In private settings and in a restaurant we see Mallory, Aaron, Kenneth and the MI6 guy drink beer, wine, champagne and Scotch. Aaron, at one point, complains of being hung over. A Barcelonan official smokes a cigar.
Steven Soderbergh's latest, a globe-trotting thriller, illustrates just how seasoned a director he's become. The movie's flashback scenes may seem quick and confusing at first, as names, places and Hollywood stars quickly come and go, but it's all designed to keep us securely strapped in through the twists and turns till we recognize the real focus: pure adrenalized action.
Haywire is as smooth and quick as the best moves of an expert martial artist. That sense carries over into its percussion-riffed jazzy score and, of course, its central character, Mallory Kane.

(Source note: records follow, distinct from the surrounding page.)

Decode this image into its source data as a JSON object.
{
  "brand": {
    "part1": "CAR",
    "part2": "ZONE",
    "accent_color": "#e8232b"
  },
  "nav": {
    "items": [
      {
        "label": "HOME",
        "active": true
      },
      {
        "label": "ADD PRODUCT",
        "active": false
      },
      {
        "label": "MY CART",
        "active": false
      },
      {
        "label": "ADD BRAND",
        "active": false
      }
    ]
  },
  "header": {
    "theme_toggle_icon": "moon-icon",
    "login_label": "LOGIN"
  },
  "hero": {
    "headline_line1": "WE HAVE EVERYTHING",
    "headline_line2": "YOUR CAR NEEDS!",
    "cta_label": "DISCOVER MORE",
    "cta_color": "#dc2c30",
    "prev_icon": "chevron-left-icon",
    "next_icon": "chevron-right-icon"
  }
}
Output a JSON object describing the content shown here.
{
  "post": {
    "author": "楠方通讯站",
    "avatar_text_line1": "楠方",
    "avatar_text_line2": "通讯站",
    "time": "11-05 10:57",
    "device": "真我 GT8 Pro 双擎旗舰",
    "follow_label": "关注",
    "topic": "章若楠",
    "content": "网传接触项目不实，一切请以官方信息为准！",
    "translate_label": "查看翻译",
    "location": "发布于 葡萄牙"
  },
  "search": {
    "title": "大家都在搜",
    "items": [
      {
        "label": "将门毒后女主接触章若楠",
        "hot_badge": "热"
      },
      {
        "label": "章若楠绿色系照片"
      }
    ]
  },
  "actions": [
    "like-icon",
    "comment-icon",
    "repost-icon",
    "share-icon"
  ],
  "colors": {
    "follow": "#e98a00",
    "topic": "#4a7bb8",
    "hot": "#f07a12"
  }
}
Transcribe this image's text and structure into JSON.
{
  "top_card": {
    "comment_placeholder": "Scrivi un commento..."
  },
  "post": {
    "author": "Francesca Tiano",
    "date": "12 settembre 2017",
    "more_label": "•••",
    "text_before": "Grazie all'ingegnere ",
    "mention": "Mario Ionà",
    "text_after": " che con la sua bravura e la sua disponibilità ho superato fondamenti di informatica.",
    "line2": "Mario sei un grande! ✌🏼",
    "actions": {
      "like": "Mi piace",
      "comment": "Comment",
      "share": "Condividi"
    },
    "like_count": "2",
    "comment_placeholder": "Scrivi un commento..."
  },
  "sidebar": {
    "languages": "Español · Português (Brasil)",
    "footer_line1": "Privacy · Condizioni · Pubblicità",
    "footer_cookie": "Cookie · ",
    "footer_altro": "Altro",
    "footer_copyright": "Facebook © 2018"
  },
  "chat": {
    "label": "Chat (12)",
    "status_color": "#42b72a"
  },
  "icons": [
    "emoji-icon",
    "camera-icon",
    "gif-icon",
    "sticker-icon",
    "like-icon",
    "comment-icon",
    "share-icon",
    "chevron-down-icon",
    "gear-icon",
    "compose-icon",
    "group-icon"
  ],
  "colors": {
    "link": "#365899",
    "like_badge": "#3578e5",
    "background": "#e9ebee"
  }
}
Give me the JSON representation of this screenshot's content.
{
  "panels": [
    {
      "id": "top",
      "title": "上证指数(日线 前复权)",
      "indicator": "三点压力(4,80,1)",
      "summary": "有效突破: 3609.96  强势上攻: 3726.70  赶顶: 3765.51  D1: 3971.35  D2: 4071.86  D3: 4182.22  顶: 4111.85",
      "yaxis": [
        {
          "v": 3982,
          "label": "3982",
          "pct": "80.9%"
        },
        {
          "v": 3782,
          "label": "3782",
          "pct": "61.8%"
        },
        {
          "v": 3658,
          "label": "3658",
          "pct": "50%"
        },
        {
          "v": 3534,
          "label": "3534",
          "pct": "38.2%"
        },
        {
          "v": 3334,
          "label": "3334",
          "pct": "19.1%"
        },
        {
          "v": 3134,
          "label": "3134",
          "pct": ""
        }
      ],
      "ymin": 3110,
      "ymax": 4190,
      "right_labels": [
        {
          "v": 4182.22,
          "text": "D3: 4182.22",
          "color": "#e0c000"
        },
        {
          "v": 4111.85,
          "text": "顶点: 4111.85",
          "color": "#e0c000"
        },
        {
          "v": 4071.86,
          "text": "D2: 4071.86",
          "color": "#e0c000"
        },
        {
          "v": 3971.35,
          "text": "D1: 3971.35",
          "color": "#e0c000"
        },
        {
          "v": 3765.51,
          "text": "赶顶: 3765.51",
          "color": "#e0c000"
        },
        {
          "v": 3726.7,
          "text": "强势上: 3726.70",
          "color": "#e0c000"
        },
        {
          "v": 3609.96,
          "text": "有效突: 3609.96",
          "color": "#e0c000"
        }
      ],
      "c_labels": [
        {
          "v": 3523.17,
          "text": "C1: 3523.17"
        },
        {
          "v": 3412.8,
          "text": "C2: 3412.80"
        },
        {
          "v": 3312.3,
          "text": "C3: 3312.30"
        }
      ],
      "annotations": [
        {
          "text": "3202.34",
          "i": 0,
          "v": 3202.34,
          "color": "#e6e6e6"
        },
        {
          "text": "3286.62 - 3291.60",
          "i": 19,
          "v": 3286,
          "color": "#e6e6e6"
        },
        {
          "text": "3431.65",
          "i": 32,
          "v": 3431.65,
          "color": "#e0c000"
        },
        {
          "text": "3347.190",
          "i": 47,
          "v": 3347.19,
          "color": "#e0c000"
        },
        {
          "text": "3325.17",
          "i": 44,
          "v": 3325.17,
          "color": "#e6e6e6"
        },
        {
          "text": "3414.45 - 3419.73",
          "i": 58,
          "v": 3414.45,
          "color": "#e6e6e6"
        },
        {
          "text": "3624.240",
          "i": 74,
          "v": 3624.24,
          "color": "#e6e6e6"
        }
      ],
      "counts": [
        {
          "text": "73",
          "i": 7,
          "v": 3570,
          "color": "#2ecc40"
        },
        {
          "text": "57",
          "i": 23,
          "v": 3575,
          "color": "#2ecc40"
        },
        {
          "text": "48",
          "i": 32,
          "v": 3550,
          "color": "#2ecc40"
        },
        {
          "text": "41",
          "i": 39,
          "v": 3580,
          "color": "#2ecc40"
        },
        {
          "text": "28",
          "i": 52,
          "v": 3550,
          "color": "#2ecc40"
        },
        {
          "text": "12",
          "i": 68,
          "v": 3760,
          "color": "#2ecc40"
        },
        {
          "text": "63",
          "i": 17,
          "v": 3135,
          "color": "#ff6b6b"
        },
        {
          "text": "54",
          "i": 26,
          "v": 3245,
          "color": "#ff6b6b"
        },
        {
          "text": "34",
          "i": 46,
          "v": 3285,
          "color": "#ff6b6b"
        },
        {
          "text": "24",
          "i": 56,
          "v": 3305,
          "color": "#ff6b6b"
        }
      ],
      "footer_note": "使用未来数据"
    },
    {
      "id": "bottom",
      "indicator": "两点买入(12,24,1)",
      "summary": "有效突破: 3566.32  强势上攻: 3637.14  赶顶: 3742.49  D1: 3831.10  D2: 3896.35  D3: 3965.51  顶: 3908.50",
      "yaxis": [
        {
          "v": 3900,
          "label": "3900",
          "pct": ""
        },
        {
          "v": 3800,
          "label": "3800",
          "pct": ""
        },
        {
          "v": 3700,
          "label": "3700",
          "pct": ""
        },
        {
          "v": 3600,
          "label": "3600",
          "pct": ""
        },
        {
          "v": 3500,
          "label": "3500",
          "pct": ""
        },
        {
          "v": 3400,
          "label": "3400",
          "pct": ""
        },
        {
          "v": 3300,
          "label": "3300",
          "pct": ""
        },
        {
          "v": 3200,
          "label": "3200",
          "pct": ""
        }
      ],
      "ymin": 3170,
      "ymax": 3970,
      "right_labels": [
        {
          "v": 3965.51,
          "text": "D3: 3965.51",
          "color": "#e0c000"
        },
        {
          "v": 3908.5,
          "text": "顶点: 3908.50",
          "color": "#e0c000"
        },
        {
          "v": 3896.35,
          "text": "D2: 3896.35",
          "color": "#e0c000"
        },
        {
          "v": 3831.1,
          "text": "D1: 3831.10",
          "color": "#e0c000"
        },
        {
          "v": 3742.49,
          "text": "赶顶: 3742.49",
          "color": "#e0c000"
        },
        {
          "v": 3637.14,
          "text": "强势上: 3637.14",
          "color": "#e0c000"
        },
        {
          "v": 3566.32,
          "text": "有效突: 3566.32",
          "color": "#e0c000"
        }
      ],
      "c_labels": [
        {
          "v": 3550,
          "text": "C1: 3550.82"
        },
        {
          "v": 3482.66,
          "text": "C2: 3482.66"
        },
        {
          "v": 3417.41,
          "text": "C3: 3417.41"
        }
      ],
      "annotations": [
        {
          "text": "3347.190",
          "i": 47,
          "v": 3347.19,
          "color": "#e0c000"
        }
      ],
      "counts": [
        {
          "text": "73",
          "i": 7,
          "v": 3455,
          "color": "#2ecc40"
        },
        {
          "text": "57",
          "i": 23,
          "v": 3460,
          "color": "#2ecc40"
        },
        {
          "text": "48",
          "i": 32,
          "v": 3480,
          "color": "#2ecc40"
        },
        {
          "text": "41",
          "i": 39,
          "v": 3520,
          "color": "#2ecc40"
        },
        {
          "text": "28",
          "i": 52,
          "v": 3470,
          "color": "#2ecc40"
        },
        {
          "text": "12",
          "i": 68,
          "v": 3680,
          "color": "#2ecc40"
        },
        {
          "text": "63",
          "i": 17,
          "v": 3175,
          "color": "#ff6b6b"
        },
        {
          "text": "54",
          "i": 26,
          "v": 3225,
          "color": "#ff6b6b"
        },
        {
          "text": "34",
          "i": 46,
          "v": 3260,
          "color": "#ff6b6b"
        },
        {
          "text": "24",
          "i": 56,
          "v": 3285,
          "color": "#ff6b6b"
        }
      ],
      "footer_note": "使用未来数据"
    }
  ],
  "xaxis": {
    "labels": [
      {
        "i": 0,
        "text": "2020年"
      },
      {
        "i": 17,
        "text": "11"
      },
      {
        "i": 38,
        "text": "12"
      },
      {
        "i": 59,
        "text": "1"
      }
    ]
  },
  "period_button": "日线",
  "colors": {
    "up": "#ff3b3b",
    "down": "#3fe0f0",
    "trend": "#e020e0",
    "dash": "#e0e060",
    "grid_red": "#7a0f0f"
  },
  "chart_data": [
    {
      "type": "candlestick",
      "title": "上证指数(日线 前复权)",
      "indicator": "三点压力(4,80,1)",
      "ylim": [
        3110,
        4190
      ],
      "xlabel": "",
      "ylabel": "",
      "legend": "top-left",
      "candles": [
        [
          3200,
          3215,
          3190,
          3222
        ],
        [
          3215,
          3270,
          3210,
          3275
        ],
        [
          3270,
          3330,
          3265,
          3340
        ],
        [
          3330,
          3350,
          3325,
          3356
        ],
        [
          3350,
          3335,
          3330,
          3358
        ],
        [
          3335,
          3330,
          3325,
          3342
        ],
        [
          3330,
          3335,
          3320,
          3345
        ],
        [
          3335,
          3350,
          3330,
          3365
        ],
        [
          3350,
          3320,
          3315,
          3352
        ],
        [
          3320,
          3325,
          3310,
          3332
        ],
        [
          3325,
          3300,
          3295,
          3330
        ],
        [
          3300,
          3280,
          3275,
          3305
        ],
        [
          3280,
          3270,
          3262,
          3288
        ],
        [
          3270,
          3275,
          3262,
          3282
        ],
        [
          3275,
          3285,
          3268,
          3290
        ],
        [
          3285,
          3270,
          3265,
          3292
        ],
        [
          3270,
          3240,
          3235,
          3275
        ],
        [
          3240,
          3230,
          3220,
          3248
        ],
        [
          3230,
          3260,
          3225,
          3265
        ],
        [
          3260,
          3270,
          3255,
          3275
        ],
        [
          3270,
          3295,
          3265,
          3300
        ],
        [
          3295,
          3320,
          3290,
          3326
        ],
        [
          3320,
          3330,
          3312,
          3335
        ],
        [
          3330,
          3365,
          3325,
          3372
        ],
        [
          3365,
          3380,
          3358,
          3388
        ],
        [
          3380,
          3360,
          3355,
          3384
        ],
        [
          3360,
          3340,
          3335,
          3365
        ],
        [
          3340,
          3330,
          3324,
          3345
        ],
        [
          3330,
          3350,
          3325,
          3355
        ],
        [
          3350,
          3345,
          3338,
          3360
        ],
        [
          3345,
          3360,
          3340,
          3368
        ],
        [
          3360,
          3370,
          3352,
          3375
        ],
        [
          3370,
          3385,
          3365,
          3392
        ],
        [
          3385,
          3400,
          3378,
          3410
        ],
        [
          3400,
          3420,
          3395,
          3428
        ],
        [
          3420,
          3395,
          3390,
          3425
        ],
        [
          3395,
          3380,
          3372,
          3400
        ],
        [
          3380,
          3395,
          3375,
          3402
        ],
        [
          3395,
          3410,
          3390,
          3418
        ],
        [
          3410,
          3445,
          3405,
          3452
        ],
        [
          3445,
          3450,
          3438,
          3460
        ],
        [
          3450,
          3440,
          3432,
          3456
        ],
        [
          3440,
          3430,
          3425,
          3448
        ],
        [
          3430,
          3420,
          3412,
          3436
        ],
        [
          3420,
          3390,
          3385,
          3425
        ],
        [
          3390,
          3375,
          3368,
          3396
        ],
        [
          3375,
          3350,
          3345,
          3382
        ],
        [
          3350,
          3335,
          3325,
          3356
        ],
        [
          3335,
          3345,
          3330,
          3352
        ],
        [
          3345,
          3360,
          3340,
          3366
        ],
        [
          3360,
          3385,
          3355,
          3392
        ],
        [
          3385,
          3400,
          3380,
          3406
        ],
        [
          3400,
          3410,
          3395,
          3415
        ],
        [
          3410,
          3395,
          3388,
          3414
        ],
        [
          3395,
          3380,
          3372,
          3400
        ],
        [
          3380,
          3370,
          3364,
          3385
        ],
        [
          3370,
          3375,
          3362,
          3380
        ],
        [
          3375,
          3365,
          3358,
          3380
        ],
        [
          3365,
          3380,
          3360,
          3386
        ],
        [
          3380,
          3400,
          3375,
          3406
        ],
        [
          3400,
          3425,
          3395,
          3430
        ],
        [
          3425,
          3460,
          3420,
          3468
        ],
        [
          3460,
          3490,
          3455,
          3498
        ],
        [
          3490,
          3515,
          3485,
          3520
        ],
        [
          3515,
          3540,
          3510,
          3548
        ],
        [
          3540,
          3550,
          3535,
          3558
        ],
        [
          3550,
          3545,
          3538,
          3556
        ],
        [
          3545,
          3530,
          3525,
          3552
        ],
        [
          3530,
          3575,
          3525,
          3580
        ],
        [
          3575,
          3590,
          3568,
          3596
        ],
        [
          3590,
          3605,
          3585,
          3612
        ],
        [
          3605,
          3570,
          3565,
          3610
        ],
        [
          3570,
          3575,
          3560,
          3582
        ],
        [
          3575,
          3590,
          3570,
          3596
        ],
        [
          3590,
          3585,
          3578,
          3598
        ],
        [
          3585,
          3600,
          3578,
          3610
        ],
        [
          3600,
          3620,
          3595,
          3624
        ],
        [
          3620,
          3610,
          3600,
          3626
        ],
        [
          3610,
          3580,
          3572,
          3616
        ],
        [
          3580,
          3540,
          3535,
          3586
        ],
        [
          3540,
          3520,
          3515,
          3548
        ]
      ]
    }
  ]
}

Played by Gina Carano—a mixed martial arts fighter Soderbergh spotted in a televised cage match—Mallory is a rare cross-over combination, an action film leading lady who looks like she can actually take and throw a punch without breaking a nail … or a wrist.
Surprisingly, she packs as much charisma in her lines as she does kinetic energy in her fights. The result will easily maintain a headlock grip on the audience's sympathy and attention throughout the taut 93-minute running time.
In fact, everything's so quickly moving and balanced here that you can almost get through the whole experience before realizing that the film's showcased showdowns are likely also its most prominent problem. Beyond the foul and profane language and spattering of blood, there's something incredibly disquieting about a large man beating a woman with raw brutal force. That's true even if the woman being choked, burned, head-thumped, back-handed and bloodied is a tough-as-nails gal who can give as good as she gets.
Deep in the film, Mallory's employer Kenneth turns to a hired agent who admits that he's never killed a woman before. Kenneth warns him, "You shouldn't think of her as being a woman. No, that would be a mistake." Haywire wants us all to leave that distinction behind as well.